(DATA TO USE begins)

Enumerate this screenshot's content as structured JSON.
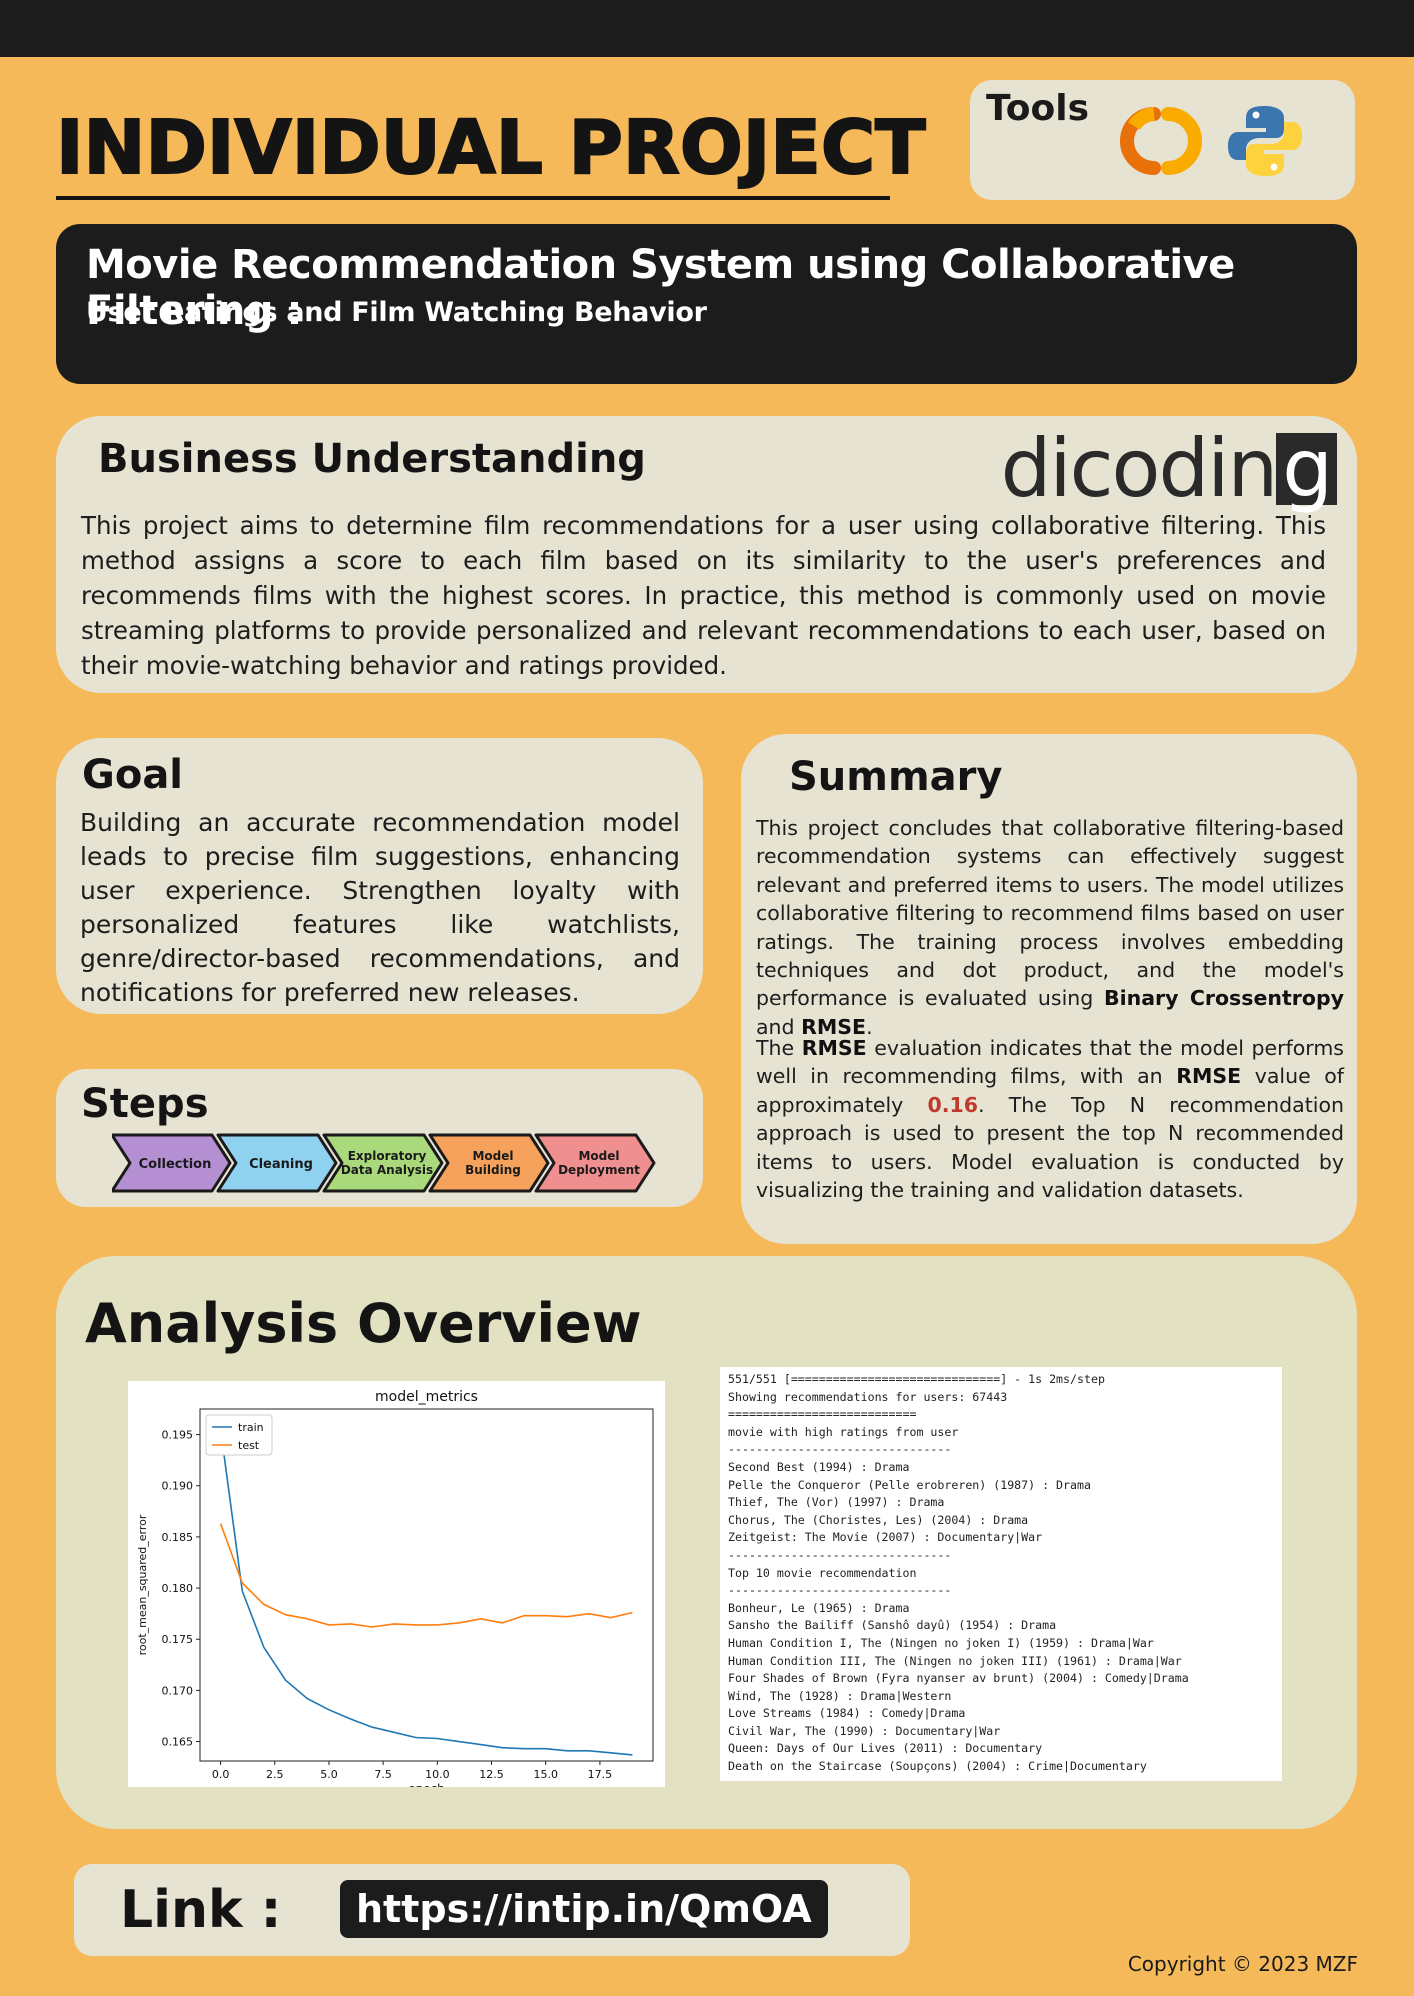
{
  "page": {
    "title": "INDIVIDUAL PROJECT",
    "tools_label": "Tools",
    "tool_icons": [
      "colab-icon",
      "python-icon"
    ]
  },
  "banner": {
    "title": "Movie Recommendation System using Collaborative Filtering :",
    "subtitle": "User Ratings and Film Watching Behavior"
  },
  "business": {
    "heading": "Business Understanding",
    "logo_text": "dicodin",
    "logo_last": "g",
    "text": "This project aims to determine film recommendations for a user using collaborative filtering. This method assigns a score to each film based on its similarity to the user's preferences and recommends films with the highest scores. In practice, this method is commonly used on movie streaming platforms to provide personalized and relevant recommendations to each user, based on their movie-watching behavior and ratings provided."
  },
  "goal": {
    "heading": "Goal",
    "text": "Building an accurate recommendation model leads to precise film suggestions, enhancing user experience. Strengthen loyalty with personalized features like watchlists, genre/director-based recommendations, and notifications for preferred new releases."
  },
  "steps": {
    "heading": "Steps",
    "items": [
      {
        "label": "Collection",
        "color": "#b48fd1"
      },
      {
        "label": "Cleaning",
        "color": "#8fd2ef"
      },
      {
        "label": "Exploratory Data Analysis",
        "color": "#a9d97a"
      },
      {
        "label": "Model Building",
        "color": "#f6a25c"
      },
      {
        "label": "Model Deployment",
        "color": "#f08f8f"
      }
    ]
  },
  "summary": {
    "heading": "Summary",
    "p1_text": "This project concludes that collaborative filtering-based recommendation systems can effectively suggest relevant and preferred items to users. The model utilizes collaborative filtering to recommend films based on user ratings. The training process involves embedding techniques and dot product, and the model's performance is evaluated using ",
    "p1_b1": "Binary Crossentropy",
    "p1_and": " and ",
    "p1_b2": "RMSE",
    "p1_end": ".",
    "p2_a": "The ",
    "p2_b1": "RMSE",
    "p2_b": " evaluation indicates that the model performs well in recommending films, with an ",
    "p2_b2": "RMSE",
    "p2_c": " value of approximately ",
    "p2_value": "0.16",
    "p2_d": ". The Top N recommendation approach is used to present the top N recommended items to users. Model evaluation is conducted by visualizing the training and validation datasets."
  },
  "analysis": {
    "heading": "Analysis Overview",
    "console_lines": [
      "551/551 [==============================] - 1s 2ms/step",
      "Showing recommendations for users: 67443",
      "===========================",
      "movie with high ratings from user",
      "--------------------------------",
      "Second Best (1994) : Drama",
      "Pelle the Conqueror (Pelle erobreren) (1987) : Drama",
      "Thief, The (Vor) (1997) : Drama",
      "Chorus, The (Choristes, Les) (2004) : Drama",
      "Zeitgeist: The Movie (2007) : Documentary|War",
      "--------------------------------",
      "Top 10 movie recommendation",
      "--------------------------------",
      "Bonheur, Le (1965) : Drama",
      "Sansho the Bailiff (Sanshô dayû) (1954) : Drama",
      "Human Condition I, The (Ningen no joken I) (1959) : Drama|War",
      "Human Condition III, The (Ningen no joken III) (1961) : Drama|War",
      "Four Shades of Brown (Fyra nyanser av brunt) (2004) : Comedy|Drama",
      "Wind, The (1928) : Drama|Western",
      "Love Streams (1984) : Comedy|Drama",
      "Civil War, The (1990) : Documentary|War",
      "Queen: Days of Our Lives (2011) : Documentary",
      "Death on the Staircase (Soupçons) (2004) : Crime|Documentary"
    ]
  },
  "chart_data": {
    "type": "line",
    "title": "model_metrics",
    "xlabel": "epoch",
    "ylabel": "root_mean_squared_error",
    "x": [
      0,
      1,
      2,
      3,
      4,
      5,
      6,
      7,
      8,
      9,
      10,
      11,
      12,
      13,
      14,
      15,
      16,
      17,
      18,
      19
    ],
    "series": [
      {
        "name": "train",
        "color": "#1f77b4",
        "values": [
          0.1955,
          0.1797,
          0.1742,
          0.171,
          0.1692,
          0.1681,
          0.1672,
          0.1664,
          0.1659,
          0.1654,
          0.1653,
          0.165,
          0.1647,
          0.1644,
          0.1643,
          0.1643,
          0.1641,
          0.1641,
          0.1639,
          0.1637
        ]
      },
      {
        "name": "test",
        "color": "#ff7f0e",
        "values": [
          0.1863,
          0.1805,
          0.1784,
          0.1774,
          0.177,
          0.1764,
          0.1765,
          0.1762,
          0.1765,
          0.1764,
          0.1764,
          0.1766,
          0.177,
          0.1766,
          0.1773,
          0.1773,
          0.1772,
          0.1775,
          0.1771,
          0.1776
        ]
      }
    ],
    "xticks": [
      0.0,
      2.5,
      5.0,
      7.5,
      10.0,
      12.5,
      15.0,
      17.5
    ],
    "xtick_labels": [
      "0.0",
      "2.5",
      "5.0",
      "7.5",
      "10.0",
      "12.5",
      "15.0",
      "17.5"
    ],
    "yticks": [
      0.165,
      0.17,
      0.175,
      0.18,
      0.185,
      0.19,
      0.195
    ],
    "ytick_labels": [
      "0.165",
      "0.170",
      "0.175",
      "0.180",
      "0.185",
      "0.190",
      "0.195"
    ],
    "xlim": [
      -0.95,
      19.95
    ],
    "ylim": [
      0.1631,
      0.1975
    ],
    "legend": "upper-left",
    "grid": false
  },
  "link": {
    "label": "Link :",
    "url": "https://intip.in/QmOA"
  },
  "footer": {
    "copyright": "Copyright © 2023 MZF"
  }
}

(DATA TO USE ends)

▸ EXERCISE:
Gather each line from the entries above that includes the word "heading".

▸ EXERCISE RESPONSE:
    "heading": "Business Understanding",
    "heading": "Goal",
    "heading": "Steps",
    "heading": "Summary",
    "heading": "Analysis Overview",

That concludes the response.